• **Given records**:
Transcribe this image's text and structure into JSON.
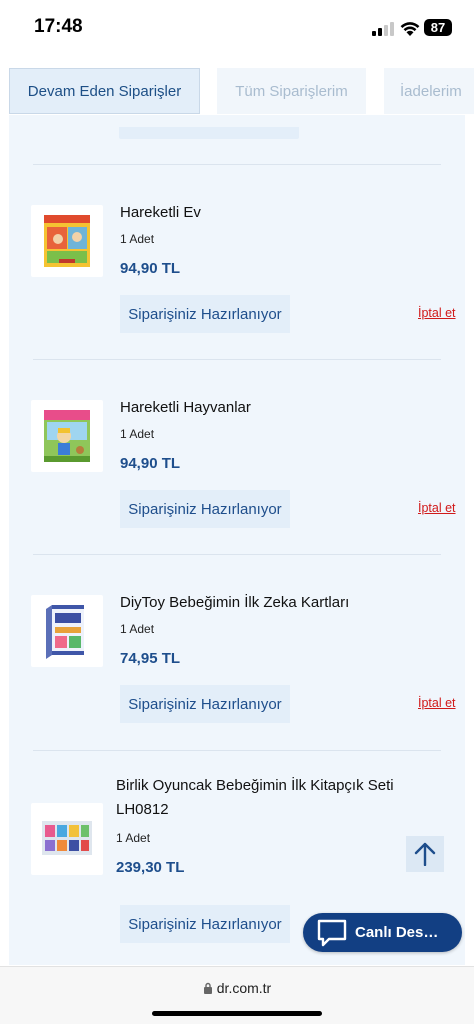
{
  "status_bar": {
    "time": "17:48",
    "battery": "87"
  },
  "tabs": [
    {
      "label": "Devam Eden Siparişler",
      "active": true
    },
    {
      "label": "Tüm Siparişlerim",
      "active": false
    },
    {
      "label": "İadelerim",
      "active": false
    }
  ],
  "orders": [
    {
      "name": "Hareketli Ev",
      "quantity": "1 Adet",
      "price": "94,90 TL",
      "status": "Siparişiniz Hazırlanıyor",
      "cancel": "İptal et",
      "thumb_icon": "book-cover-house"
    },
    {
      "name": "Hareketli Hayvanlar",
      "quantity": "1 Adet",
      "price": "94,90 TL",
      "status": "Siparişiniz Hazırlanıyor",
      "cancel": "İptal et",
      "thumb_icon": "book-cover-animals"
    },
    {
      "name": "DiyToy Bebeğimin İlk Zeka Kartları",
      "quantity": "1 Adet",
      "price": "74,95 TL",
      "status": "Siparişiniz Hazırlanıyor",
      "cancel": "İptal et",
      "thumb_icon": "card-box"
    },
    {
      "name_line1": "Birlik Oyuncak Bebeğimin İlk Kitapçık Seti",
      "name_line2": "LH0812",
      "quantity": "1 Adet",
      "price": "239,30 TL",
      "status": "Siparişiniz Hazırlanıyor",
      "thumb_icon": "booklet-set"
    }
  ],
  "live_chat": {
    "label": "Canlı Des…"
  },
  "browser": {
    "url": "dr.com.tr"
  },
  "colors": {
    "accent": "#1e4e8c",
    "panel_bg": "#f0f6fc",
    "button_bg": "#e3eef9",
    "cancel_red": "#d11a1a",
    "chat_bg": "#123f83"
  }
}
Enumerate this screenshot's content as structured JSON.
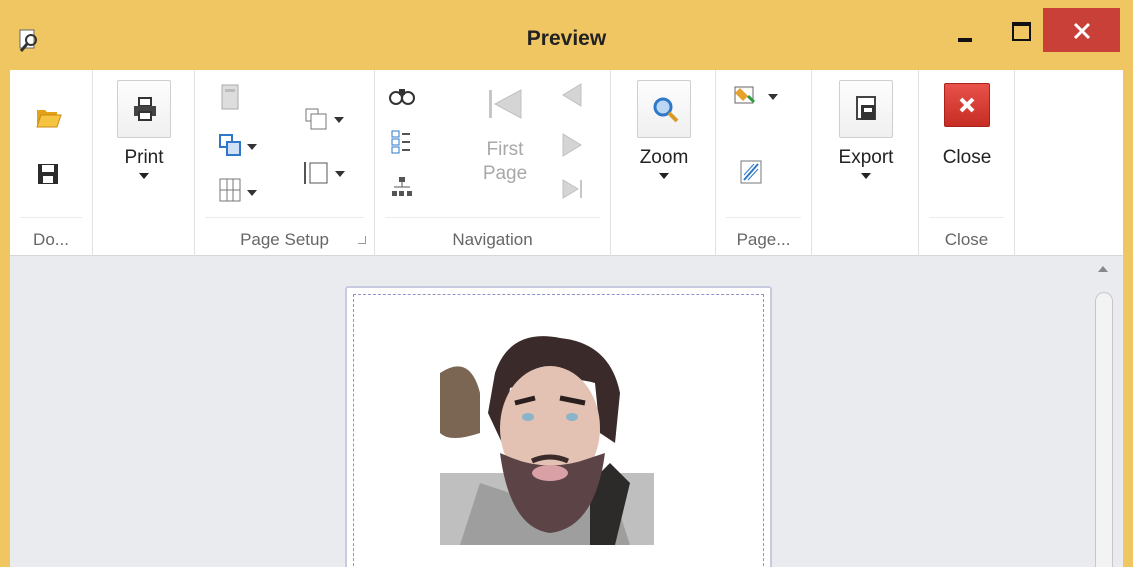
{
  "window": {
    "title": "Preview"
  },
  "ribbon": {
    "document": {
      "group_label": "Do..."
    },
    "print": {
      "label": "Print"
    },
    "page_setup": {
      "group_label": "Page Setup"
    },
    "navigation": {
      "group_label": "Navigation",
      "first_page_line1": "First",
      "first_page_line2": "Page"
    },
    "zoom": {
      "label": "Zoom"
    },
    "page_background": {
      "group_label": "Page..."
    },
    "export": {
      "label": "Export"
    },
    "close": {
      "label": "Close",
      "group_label": "Close"
    }
  },
  "colors": {
    "titlebar": "#f0c663",
    "close_button": "#c94039",
    "accent_blue": "#2f78c9"
  },
  "icons": [
    "open-folder-icon",
    "save-icon",
    "printer-icon",
    "find-icon",
    "zoom-icon",
    "export-icon",
    "close-icon"
  ]
}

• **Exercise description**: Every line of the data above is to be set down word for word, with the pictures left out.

• **Reply to the exercise**:
Transcribe this image's text and structure into JSON.
{
  "status_bar": {
    "time": "17:48",
    "battery": "87"
  },
  "tabs": [
    {
      "label": "Devam Eden Siparişler",
      "active": true
    },
    {
      "label": "Tüm Siparişlerim",
      "active": false
    },
    {
      "label": "İadelerim",
      "active": false
    }
  ],
  "orders": [
    {
      "name": "Hareketli Ev",
      "quantity": "1 Adet",
      "price": "94,90 TL",
      "status": "Siparişiniz Hazırlanıyor",
      "cancel": "İptal et",
      "thumb_icon": "book-cover-house"
    },
    {
      "name": "Hareketli Hayvanlar",
      "quantity": "1 Adet",
      "price": "94,90 TL",
      "status": "Siparişiniz Hazırlanıyor",
      "cancel": "İptal et",
      "thumb_icon": "book-cover-animals"
    },
    {
      "name": "DiyToy Bebeğimin İlk Zeka Kartları",
      "quantity": "1 Adet",
      "price": "74,95 TL",
      "status": "Siparişiniz Hazırlanıyor",
      "cancel": "İptal et",
      "thumb_icon": "card-box"
    },
    {
      "name_line1": "Birlik Oyuncak Bebeğimin İlk Kitapçık Seti",
      "name_line2": "LH0812",
      "quantity": "1 Adet",
      "price": "239,30 TL",
      "status": "Siparişiniz Hazırlanıyor",
      "thumb_icon": "booklet-set"
    }
  ],
  "live_chat": {
    "label": "Canlı Des…"
  },
  "browser": {
    "url": "dr.com.tr"
  },
  "colors": {
    "accent": "#1e4e8c",
    "panel_bg": "#f0f6fc",
    "button_bg": "#e3eef9",
    "cancel_red": "#d11a1a",
    "chat_bg": "#123f83"
  }
}
Enumerate this screenshot's content as structured JSON.
{
  "window": {
    "title": "Preview"
  },
  "ribbon": {
    "document": {
      "group_label": "Do..."
    },
    "print": {
      "label": "Print"
    },
    "page_setup": {
      "group_label": "Page Setup"
    },
    "navigation": {
      "group_label": "Navigation",
      "first_page_line1": "First",
      "first_page_line2": "Page"
    },
    "zoom": {
      "label": "Zoom"
    },
    "page_background": {
      "group_label": "Page..."
    },
    "export": {
      "label": "Export"
    },
    "close": {
      "label": "Close",
      "group_label": "Close"
    }
  },
  "colors": {
    "titlebar": "#f0c663",
    "close_button": "#c94039",
    "accent_blue": "#2f78c9"
  },
  "icons": [
    "open-folder-icon",
    "save-icon",
    "printer-icon",
    "find-icon",
    "zoom-icon",
    "export-icon",
    "close-icon"
  ]
}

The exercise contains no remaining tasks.